Irv Slifkin’s grandmother gave him a proper education. Growing up in Northeast Philadelphia, they’d journey together on the Frankford “El” and head to one of the Center City movie palaces to take in a movie or a see a musical. Movie-going was something of an experience for the pair.
The communal experience has always been what Slifkin loves most about movies. These days, you can find him creating these shared movie experiences on the first Monday of every month at the Moorestown Library with his “First Monday Films” series.
A voracious consumer of movie news, Slifkin impressed others with his film knowledge from a young age. In his summer camp days, the head of the camp would try to stump Slifkin every morning with a film trivia question. He never could. At the age of 10, he could not only name the actors in a movie but the director, cinematographer and producers.
He studied the pages of Variety magazine to keep up on industry happenings and became the film critic at Northeast High School’s radio station. His career in high school radio abruptly came to an end when he said a movie “sucked” on the radio. He didn’t appreciate “Towering Inferno,” and his higher-ups didn’t appreciate that he used the word “sucked” on the air.
While attending Temple University, Slifkin served as the college paper’s film critic and entertainment editor. He also started writing for outside publications and ran a blog for a company called “Movies Unlimited.”
Slifkin went on to teach a class at Temple called “Writing About Film” that he still teaches. Around five years ago, Slifkin started teaching a sociology class about the media and a movie history course at Rowan College at Burlington County.
Along the way, Slifkin moved to Cherry Hill and wrote a book titled “VideoHound’s Groovy Movies: Far-out Films of the Psychedelic Era” exploring films of the sixties and seventies. Compiling the book was a painstaking two-year experience, and by the end of it, he swore he’d never write another.
His promise to himself was quickly broken when Philadelphia Magazine asked him to write an article about movies filmed in Philadelphia. He said the piece got a great response, and he was approached by a publisher who wanted to expand the article into book.

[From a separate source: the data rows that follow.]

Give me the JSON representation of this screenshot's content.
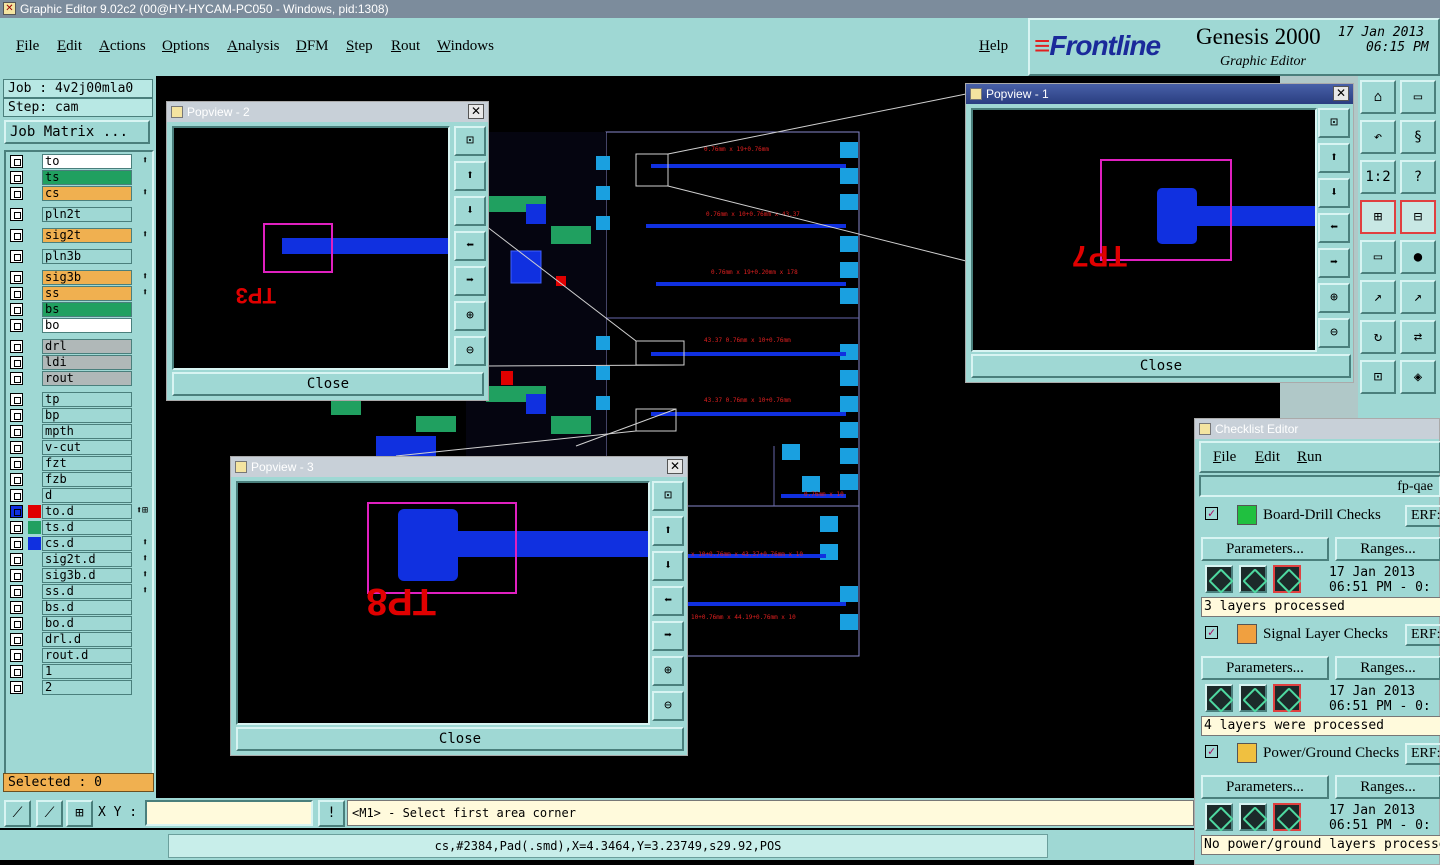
{
  "window": {
    "title": "Graphic Editor 9.02c2 (00@HY-HYCAM-PC050 - Windows, pid:1308)"
  },
  "menu": [
    "File",
    "Edit",
    "Actions",
    "Options",
    "Analysis",
    "DFM",
    "Step",
    "Rout",
    "Windows"
  ],
  "help_label": "Help",
  "brand": {
    "logo": "Frontline",
    "product": "Genesis 2000",
    "subtitle": "Graphic Editor",
    "date": "17 Jan 2013",
    "time": "06:15 PM"
  },
  "job": "Job : 4v2j00mla0",
  "step": "Step: cam",
  "job_matrix_label": "Job Matrix ...",
  "layers": [
    {
      "name": "to",
      "color": "#ffffff",
      "flag": "⬆"
    },
    {
      "name": "ts",
      "color": "#20a060",
      "flag": ""
    },
    {
      "name": "cs",
      "color": "#f0b050",
      "flag": "⬆"
    },
    {
      "name": "pln2t",
      "color": "#9fd8d4",
      "flag": ""
    },
    {
      "name": "sig2t",
      "color": "#f0b050",
      "flag": "⬆"
    },
    {
      "name": "pln3b",
      "color": "#9fd8d4",
      "flag": ""
    },
    {
      "name": "sig3b",
      "color": "#f0b050",
      "flag": "⬆"
    },
    {
      "name": "ss",
      "color": "#f0b050",
      "flag": "⬆"
    },
    {
      "name": "bs",
      "color": "#20a060",
      "flag": ""
    },
    {
      "name": "bo",
      "color": "#ffffff",
      "flag": ""
    },
    {
      "name": "drl",
      "color": "#b0b8b8",
      "flag": ""
    },
    {
      "name": "ldi",
      "color": "#b0b8b8",
      "flag": ""
    },
    {
      "name": "rout",
      "color": "#b0b8b8",
      "flag": ""
    },
    {
      "name": "tp",
      "color": "#9fd8d4",
      "flag": ""
    },
    {
      "name": "bp",
      "color": "#9fd8d4",
      "flag": ""
    },
    {
      "name": "mpth",
      "color": "#9fd8d4",
      "flag": ""
    },
    {
      "name": "v-cut",
      "color": "#9fd8d4",
      "flag": ""
    },
    {
      "name": "fzt",
      "color": "#9fd8d4",
      "flag": ""
    },
    {
      "name": "fzb",
      "color": "#9fd8d4",
      "flag": ""
    },
    {
      "name": "d",
      "color": "#9fd8d4",
      "flag": ""
    },
    {
      "name": "to.d",
      "color": "#9fd8d4",
      "flag": "⬆⊞",
      "swatch": "#e00000",
      "checked": true
    },
    {
      "name": "ts.d",
      "color": "#9fd8d4",
      "flag": "",
      "swatch": "#20a060"
    },
    {
      "name": "cs.d",
      "color": "#9fd8d4",
      "flag": "⬆",
      "swatch": "#1030e0"
    },
    {
      "name": "sig2t.d",
      "color": "#9fd8d4",
      "flag": "⬆"
    },
    {
      "name": "sig3b.d",
      "color": "#9fd8d4",
      "flag": "⬆"
    },
    {
      "name": "ss.d",
      "color": "#9fd8d4",
      "flag": "⬆"
    },
    {
      "name": "bs.d",
      "color": "#9fd8d4",
      "flag": ""
    },
    {
      "name": "bo.d",
      "color": "#9fd8d4",
      "flag": ""
    },
    {
      "name": "drl.d",
      "color": "#9fd8d4",
      "flag": ""
    },
    {
      "name": "rout.d",
      "color": "#9fd8d4",
      "flag": ""
    },
    {
      "name": "1",
      "color": "#9fd8d4",
      "flag": ""
    },
    {
      "name": "2",
      "color": "#9fd8d4",
      "flag": ""
    }
  ],
  "selected": "Selected : 0",
  "popviews": {
    "p1": {
      "title": "Popview - 1",
      "label": "TP7",
      "close": "Close"
    },
    "p2": {
      "title": "Popview - 2",
      "label": "TP3",
      "close": "Close"
    },
    "p3": {
      "title": "Popview - 3",
      "label": "TP8",
      "close": "Close"
    }
  },
  "checklist": {
    "title": "Checklist Editor",
    "menu": [
      "File",
      "Edit",
      "Run"
    ],
    "name": "fp-qae",
    "sections": [
      {
        "label": "Board-Drill Checks",
        "erf": "ERF:",
        "params": "Parameters...",
        "ranges": "Ranges...",
        "date": "17 Jan 2013",
        "time": "06:51 PM - 0:",
        "status": "3 layers processed",
        "icon_color": "#20c040"
      },
      {
        "label": "Signal Layer Checks",
        "erf": "ERF:",
        "params": "Parameters...",
        "ranges": "Ranges...",
        "date": "17 Jan 2013",
        "time": "06:51 PM - 0:",
        "status": "4 layers were processed",
        "icon_color": "#f0a040"
      },
      {
        "label": "Power/Ground Checks",
        "erf": "ERF:",
        "params": "Parameters...",
        "ranges": "Ranges...",
        "date": "17 Jan 2013",
        "time": "06:51 PM - 0:",
        "status": "No power/ground layers processed",
        "icon_color": "#f0c040"
      }
    ]
  },
  "bottom": {
    "xy_label": "X Y :",
    "xy_value": "",
    "prompt": "<M1> - Select first area corner",
    "status": "cs,#2384,Pad(.smd),X=4.3464,Y=3.23749,s29.92,POS"
  },
  "pcb_labels": [
    "0.76mm x 19+0.76mm",
    "0.76mm x 10+0.76mm x 43.37",
    "0.76mm x 19+0.20mm x 178",
    "43.37 0.76mm x 10+0.76mm",
    "43.37 0.76mm x 10+0.76mm",
    "0.76mm x 10",
    "x 10+0.76mm x 43.37+0.76mm x 10",
    "10+0.76mm x 44.19+0.76mm x 10",
    "TP7",
    "TP3",
    "TP8"
  ]
}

He went in for a meeting in February and had to have all of his material in by August. He wasn’t sure he could meet the deadline, but somehow he completed his second book “Filmadelphia: A Celebration of a City’s Movies” in time.
While out promoting his book, Slifkin found himself getting booked for various speaking engagements. Four years ago when the individual running Moorestown’s film series passed away, Slifkin was approached about continuing the series, and he agreed. He’s appeared at the library once a month ever since, and about a year ago, he started screening foreign films at the Mount Laurel Library.
Slifkin has a list of hundreds of movies he is continuously adding to his screening list. He pours hours of research into each movie and starts each screening with an introduction. The showing is followed by a question-and-answer period.
He derives great pleasure from showing people films they didn’t know about prior to coming to his series.
“Showing people things or recommending things they’re not aware of — that makes me happy,” Slifkin said. “That kind of element of surprise to me and the audience is great.”
Recently, Slifkin has embarked on a new adventure. He’s gone from watching movies to producing them. While he can’t release the details yet, he’s working on a film with a friend that will showcase an array of Hollywood stars. They hope to screen the film in South Jersey at some point since both are from the area.
Slifkin has also given some recent consideration to embarking on a solo film project. He said he got his feet wet on his joint project.
“Now I’m like hooked,” Slifkin said. “I want to do more.”
“First Monday Films with Irv Slifkin” takes place on the first Monday of every month at 7 p.m. in the Moorestown Library.